Then move on to some strength training:
1-3 rounds (advice as above):
Push-Up Position Hold X 30 seconds
(Duplicate the plank position, but with the arms extended. You can put your knees down on this one, too.)
Squat X 10
(Point the feet straight ahead, plant the heels, drop the hips back as if sitting back into a chair. Keep the head and chest tall and the abs braced. On the way up, squeeze the butt. Stand all the way up.)
Band Row X 10
(Wrap the band around a staircase, pole or other sturdy item. Grab one side of the loop in each hand. Plant the feet, brace the abs, bend the knees. Squeezing the shoulder blades together gently, draw the elbows backward, pulling the band. Slowly return and repeat.)
DB OH Press X 10
(Stand. Hold the Dumbbells at your shoulders with the palms facing forward. Brace the abs, bend the knees. Slowly push the DB’s straight up until the elbows are straight. Lower slowly, in about 4 seconds, to the start point. Repeat.)
That’s it! Now, go for a walk and do a little stretching.
The Bottom Line
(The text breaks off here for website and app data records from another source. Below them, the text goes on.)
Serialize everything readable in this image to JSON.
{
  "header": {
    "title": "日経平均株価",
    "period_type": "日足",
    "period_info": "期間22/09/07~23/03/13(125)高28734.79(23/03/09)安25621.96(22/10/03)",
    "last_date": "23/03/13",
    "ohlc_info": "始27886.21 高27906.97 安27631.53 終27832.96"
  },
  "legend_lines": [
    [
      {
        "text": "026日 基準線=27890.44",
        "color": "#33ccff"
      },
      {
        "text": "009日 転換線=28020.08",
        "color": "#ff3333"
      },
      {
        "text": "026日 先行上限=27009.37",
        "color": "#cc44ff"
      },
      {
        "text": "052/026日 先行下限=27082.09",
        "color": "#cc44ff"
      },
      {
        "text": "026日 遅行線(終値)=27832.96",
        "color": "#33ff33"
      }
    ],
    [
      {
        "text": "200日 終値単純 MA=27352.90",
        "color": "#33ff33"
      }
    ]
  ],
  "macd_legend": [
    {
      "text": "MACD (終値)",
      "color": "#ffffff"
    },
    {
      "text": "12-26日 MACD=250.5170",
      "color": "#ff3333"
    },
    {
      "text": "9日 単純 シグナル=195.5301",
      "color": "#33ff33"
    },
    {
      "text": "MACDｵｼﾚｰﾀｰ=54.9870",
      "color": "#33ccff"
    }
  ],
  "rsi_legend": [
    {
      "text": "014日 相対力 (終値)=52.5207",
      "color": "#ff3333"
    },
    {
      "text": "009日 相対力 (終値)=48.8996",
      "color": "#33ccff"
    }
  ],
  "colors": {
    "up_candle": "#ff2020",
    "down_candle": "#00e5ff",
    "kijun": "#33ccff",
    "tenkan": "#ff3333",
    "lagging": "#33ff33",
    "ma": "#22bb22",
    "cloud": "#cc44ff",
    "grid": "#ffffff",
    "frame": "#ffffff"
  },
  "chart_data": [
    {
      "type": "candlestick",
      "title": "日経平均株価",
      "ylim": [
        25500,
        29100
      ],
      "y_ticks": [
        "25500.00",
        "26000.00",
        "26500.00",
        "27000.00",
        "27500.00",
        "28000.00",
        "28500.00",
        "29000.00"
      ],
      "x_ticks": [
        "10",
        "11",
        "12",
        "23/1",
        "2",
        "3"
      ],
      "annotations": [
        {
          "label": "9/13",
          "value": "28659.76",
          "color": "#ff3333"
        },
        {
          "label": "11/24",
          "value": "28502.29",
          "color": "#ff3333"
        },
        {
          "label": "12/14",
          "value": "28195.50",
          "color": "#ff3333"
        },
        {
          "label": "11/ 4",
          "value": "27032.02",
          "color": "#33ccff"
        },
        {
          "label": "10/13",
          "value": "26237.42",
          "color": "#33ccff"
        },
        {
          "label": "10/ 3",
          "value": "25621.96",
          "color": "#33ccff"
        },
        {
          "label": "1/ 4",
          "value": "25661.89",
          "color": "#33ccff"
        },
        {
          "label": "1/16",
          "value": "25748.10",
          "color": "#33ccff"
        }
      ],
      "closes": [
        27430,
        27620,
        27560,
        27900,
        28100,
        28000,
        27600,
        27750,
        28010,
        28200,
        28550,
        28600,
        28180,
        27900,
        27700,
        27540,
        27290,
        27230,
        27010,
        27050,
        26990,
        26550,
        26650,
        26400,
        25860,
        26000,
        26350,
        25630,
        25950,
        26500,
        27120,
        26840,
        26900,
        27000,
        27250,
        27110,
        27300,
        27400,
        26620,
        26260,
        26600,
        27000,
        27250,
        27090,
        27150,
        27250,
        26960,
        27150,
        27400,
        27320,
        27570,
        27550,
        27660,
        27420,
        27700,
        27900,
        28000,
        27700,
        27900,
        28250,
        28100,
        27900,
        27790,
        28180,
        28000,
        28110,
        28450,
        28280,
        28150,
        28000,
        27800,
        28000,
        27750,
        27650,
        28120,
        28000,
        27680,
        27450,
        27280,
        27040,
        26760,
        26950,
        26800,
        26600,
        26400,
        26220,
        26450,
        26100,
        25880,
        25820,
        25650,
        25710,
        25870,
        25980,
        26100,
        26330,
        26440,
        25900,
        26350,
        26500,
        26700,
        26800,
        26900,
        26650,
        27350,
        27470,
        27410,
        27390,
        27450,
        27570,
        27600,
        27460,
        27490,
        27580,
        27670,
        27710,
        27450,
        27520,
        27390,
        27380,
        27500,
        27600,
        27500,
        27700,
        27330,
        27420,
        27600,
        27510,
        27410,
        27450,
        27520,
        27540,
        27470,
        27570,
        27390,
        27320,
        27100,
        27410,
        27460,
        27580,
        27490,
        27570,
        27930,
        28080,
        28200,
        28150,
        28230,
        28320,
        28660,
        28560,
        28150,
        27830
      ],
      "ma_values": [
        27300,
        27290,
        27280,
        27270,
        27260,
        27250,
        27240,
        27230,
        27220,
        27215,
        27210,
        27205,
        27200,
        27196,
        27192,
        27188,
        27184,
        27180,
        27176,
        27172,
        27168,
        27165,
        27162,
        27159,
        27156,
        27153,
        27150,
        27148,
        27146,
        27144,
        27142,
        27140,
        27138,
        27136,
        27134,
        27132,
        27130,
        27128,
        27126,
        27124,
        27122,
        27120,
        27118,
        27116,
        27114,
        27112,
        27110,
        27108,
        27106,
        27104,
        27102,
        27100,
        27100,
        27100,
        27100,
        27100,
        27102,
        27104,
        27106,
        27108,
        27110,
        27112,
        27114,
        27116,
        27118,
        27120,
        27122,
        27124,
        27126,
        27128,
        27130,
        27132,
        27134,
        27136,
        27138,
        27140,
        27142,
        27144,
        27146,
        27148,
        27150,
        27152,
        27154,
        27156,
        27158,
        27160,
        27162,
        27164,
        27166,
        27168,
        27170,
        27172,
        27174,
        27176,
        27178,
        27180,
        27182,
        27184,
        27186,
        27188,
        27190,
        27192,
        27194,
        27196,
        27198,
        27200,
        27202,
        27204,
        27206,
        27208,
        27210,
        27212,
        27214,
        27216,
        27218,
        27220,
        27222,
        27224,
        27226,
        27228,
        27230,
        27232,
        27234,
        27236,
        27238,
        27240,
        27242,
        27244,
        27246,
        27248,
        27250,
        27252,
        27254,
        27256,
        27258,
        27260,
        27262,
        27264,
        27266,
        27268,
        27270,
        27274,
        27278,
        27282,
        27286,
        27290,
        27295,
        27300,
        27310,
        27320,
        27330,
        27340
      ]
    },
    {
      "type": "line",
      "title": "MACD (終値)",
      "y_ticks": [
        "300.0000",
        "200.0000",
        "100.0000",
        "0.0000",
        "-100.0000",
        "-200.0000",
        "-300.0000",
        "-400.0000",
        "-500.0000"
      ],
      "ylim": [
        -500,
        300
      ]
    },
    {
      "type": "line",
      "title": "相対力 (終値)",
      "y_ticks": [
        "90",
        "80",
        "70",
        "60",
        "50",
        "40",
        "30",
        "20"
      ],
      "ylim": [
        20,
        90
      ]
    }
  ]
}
There are lots of people with serious conditions that cause joint pain. Most likely, however, if you are suffering from joint pain, the causes are more related to lifestyle than disease.
Being sedentary is a precursor to immobility. When your joints are immobile, moving them is difficult and often painful.
Poor diet contributes to everything from low energy to poor mood to joint pain and stiffness. Garbage in, garbage out.
The power to improve in these areas is in your hands. It’s also in your head, your legs, your abs, your arms and the rest of you.
As always, I’m here if you have questions.
Keep the faith and keep after it!
Elise L. Donovan, Erika Barboza Prado Lopes, Albert Batushansky, Mike Kinter, Timothy M. Griffin. Independent effects of dietary fat and sucrose content on chondrocyte metabolism and osteoarthritis pathology in mice. Disease Models & Mechanisms, 2018
Phaniendra, A., et al., Free Radicals: Properties, Sources, Targets and Their Implication in Various Diseases, Indian Journal of Clinical Biochemistry, July 2014
Athan Baillet, Nadine Zeboulon, Laure Gossec, Christophe Combescure, Louis-Antoine Bodin, Robert Juvin, Maxime Dougados, Philippe Gaudin. Efficacy of cardio-respiratory aerobic exercise in rheumatoid arthritis: Meta-analysis of randomized controlled trials. Arthritis Care & Research, 2010
Janne Sandstad, Dorthe Stensvold, Mari Hoff, Bjarne M. Nes, Ingerid Arbo, Anja Bye. The effects of high intensity interval training in women with rheumatic disease: a pilot study. European Journal of Applied Physiology, 2015
Jarmo Koli, Juhani Multanen, Urho M. Kujala, Arja Häkkinen, Miika T. Nieminen, Hannu Kautiainen, Eveliina Lammentausta, Timo Jämsä, Riikka Ahola, Harri Selänne, Ilkka Kiviranta, Ari Heinonen. Effect of Exercise on Patellar Cartilage in Women with Mild Knee Osteoarthritis. Medicine & Science in Sports & Exercise, 2015